With most political activists in Northern Virginia rightfully focused in on the upcoming elections, there was some interesting developments in the case of lobbyist David Miller. He was found guilty by a federal court of defrauding multiple organizations and political campaigns out of approximately $1.5 million.
Perhaps the saddest aspect of the entire story is how Miller had frequently spoken about his passion for making a difference in the lives of people with intellectual disabilities such as autism. He even testified before a Senate committee about the need to invest in educational opportunities for autistic students. This is an extremely worthy cause that’s actually received a lot of attention in this year’s school board races and we’re seeing progress being made as more and more people are drawing attention to the issue.

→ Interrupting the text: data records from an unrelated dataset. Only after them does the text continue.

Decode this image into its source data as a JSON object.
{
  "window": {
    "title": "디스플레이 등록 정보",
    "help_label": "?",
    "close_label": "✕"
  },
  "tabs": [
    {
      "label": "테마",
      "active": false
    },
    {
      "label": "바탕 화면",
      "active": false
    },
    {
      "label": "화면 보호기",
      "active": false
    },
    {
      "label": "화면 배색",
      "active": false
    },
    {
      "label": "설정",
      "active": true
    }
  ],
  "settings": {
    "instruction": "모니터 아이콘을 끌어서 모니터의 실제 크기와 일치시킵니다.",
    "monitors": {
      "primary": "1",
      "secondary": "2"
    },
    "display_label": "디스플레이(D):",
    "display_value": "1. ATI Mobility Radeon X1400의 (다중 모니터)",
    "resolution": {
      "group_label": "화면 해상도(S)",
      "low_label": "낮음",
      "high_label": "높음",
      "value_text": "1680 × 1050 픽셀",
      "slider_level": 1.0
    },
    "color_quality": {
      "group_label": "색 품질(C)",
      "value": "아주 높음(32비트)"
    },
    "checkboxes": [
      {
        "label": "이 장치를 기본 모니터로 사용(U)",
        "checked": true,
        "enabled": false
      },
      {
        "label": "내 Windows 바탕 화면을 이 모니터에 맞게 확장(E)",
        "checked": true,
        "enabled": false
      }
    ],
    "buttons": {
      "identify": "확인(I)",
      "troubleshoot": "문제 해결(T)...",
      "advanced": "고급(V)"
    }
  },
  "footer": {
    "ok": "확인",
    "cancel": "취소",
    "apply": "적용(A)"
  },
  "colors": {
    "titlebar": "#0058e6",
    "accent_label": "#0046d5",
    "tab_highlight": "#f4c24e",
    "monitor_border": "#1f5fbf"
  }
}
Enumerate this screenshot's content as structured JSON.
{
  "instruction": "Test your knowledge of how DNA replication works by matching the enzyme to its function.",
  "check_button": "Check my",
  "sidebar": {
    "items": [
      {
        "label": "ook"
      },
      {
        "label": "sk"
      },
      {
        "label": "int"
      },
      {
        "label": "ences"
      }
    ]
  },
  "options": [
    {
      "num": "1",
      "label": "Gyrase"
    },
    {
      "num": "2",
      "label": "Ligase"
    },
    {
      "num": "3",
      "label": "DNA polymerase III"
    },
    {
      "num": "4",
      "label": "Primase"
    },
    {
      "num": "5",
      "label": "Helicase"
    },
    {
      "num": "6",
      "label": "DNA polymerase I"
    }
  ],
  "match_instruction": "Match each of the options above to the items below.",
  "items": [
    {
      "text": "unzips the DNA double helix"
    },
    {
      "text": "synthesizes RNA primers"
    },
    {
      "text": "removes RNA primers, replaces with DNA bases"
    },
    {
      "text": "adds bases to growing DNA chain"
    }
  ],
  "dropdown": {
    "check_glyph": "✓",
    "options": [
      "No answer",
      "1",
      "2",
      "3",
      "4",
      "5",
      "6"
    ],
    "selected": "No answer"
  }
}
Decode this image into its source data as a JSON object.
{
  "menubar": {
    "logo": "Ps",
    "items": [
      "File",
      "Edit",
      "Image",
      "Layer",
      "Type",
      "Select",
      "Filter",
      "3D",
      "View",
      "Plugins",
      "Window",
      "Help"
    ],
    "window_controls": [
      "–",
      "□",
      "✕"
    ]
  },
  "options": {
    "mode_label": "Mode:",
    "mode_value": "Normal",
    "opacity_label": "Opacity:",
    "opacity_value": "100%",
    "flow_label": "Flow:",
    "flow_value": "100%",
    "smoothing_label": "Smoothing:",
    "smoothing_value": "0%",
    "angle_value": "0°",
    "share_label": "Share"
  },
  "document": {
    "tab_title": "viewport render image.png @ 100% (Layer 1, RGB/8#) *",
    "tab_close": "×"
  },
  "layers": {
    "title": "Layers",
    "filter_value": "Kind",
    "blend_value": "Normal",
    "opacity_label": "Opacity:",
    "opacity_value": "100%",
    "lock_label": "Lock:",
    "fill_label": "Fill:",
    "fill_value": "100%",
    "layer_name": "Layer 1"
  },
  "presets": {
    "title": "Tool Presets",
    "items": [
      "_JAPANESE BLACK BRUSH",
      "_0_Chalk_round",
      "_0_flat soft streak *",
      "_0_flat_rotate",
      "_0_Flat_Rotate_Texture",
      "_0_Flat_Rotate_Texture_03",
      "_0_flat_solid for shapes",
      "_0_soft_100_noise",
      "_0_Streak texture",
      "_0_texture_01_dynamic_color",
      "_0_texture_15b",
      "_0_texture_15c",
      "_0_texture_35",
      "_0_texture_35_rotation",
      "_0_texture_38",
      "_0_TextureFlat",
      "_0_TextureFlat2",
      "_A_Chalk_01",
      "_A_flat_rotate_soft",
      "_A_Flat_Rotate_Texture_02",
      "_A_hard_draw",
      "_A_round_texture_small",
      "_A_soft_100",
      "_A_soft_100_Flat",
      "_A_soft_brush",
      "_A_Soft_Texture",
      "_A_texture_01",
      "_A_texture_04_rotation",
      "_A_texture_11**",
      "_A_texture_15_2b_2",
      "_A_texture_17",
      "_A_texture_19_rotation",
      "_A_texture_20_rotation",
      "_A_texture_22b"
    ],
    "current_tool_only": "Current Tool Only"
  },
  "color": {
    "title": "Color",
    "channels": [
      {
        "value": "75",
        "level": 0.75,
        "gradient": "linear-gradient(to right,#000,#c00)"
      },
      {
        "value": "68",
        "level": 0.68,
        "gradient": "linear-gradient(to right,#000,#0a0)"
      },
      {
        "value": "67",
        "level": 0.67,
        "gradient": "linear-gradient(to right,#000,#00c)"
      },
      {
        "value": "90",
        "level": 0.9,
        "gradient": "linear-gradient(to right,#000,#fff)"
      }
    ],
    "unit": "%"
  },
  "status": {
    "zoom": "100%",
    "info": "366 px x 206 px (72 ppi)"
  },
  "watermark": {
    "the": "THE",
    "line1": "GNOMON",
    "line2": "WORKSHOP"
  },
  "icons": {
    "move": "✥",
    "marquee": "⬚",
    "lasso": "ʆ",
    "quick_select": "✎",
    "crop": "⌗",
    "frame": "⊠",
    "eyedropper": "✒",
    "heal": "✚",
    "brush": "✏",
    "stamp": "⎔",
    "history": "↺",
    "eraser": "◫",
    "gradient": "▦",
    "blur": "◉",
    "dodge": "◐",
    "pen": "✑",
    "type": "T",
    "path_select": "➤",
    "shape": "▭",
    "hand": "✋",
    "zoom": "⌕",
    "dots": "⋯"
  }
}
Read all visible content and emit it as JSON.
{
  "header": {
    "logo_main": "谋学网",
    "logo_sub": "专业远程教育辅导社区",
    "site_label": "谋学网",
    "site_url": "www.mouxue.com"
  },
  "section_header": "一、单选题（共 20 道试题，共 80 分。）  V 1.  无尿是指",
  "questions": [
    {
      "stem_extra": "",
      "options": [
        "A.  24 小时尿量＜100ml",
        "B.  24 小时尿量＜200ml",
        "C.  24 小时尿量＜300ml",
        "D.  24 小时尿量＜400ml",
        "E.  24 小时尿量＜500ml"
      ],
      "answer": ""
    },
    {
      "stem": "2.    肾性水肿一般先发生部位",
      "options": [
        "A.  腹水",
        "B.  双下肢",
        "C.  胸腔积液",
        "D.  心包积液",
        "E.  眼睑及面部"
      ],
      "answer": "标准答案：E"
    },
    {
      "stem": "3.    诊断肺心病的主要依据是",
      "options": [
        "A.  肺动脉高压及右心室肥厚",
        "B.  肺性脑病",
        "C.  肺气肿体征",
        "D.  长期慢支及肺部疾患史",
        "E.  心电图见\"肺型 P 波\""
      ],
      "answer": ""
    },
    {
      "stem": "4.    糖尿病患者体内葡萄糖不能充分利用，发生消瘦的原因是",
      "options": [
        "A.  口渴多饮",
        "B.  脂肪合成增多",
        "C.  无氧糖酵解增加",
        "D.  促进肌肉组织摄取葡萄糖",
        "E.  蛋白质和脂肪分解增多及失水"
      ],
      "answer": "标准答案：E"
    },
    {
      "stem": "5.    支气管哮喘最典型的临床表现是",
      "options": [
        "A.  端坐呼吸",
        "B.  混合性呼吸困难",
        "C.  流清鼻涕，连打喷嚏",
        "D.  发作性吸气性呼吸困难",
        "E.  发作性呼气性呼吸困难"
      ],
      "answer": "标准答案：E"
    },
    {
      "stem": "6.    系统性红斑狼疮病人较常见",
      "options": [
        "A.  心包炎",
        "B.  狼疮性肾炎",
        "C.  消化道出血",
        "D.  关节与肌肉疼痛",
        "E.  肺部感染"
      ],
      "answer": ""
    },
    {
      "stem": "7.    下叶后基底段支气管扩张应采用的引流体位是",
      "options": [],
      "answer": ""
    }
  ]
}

Unfortunately, Miller and his wife ended up stealing $600,000 from the Community College Consortium on Autism and Intellectual Disabilities.
While it’s not as disturbing taking money taken from a worthwhile non-profit organization, Miller and his wife also embezzled $653,000 from Sen. Dick Saslaw’s campaign (for which Miller’s wife served as treasurer) and $368,000 from his employer — SkyLink Aviation.
Miller’s wife, Linda Miller, pleaded guilty to charges related to the theft of money from Saslaw’s campaign and was sentenced to 56 months in prison back in 2016. Through her role as the campaign’s treasurer, she wrote 73 checks to multiple fake law firms in order to fill her family’s bank accounts. The money eventually was used to pay their mortgage, take fancy vacations, and do some remodeling on a beach house.
For what it’s worth, I got to know David back in 2007 when he briefly was running to be Clerk of the Court in Fairfax County. I’ll admit to initially being impressed with his candidacy, but was among many people who were surprised to learn that he owed $38,000 in back taxes and there was a lien on his house (a home I had been to a few times for campaign events and to discuss his candidacy).
After these revelations were made public, I joined several other people who previously supported his campaign and called on him to drop out of the race and allow someone else to run on the Democratic ticket. While I didn’t think there would be more nefarious scandals to come and he seemed like an overall good guy, the tax scandal simply wasn’t something you wanted surrounding someone seeking a leadership position in the court system. It turns out Miller’s inability to pay taxes was just one in a long series of financial crimes his family had committed.
Back when the tax issues came out in 2007, Miller told me he didn’t know about the unpaid taxes or the lien on his house. He assured me and others that he would have settled the issue and disclosed the information if he had known about it. I was skeptical, but had no direct evidence he was being untruthful.
According to an article in the Washington Post, however, it appears as though he’s using essentially the same excuse for the newest round of charges. While he admitted to creating fake identities in order to take money from his employer and said it “was deceitful and very unethical,” he claimed to have no idea that his wife had put over $1 million of stolen money in their bank account.
Perhaps realizing nobody would buy that argument, he also suggested she deserved the money. “I think she should have earned compensation,” Miller claimed. He used a similar line of reasoning for why he shouldn’t face punishment for creating the fake identities he used to steal from SkyLink.
Hopefully the convictions of both members of the Miller family will serve as a reminder to folks that you can’t get away with unethical behavior while stealing money from organizations that the public cares about.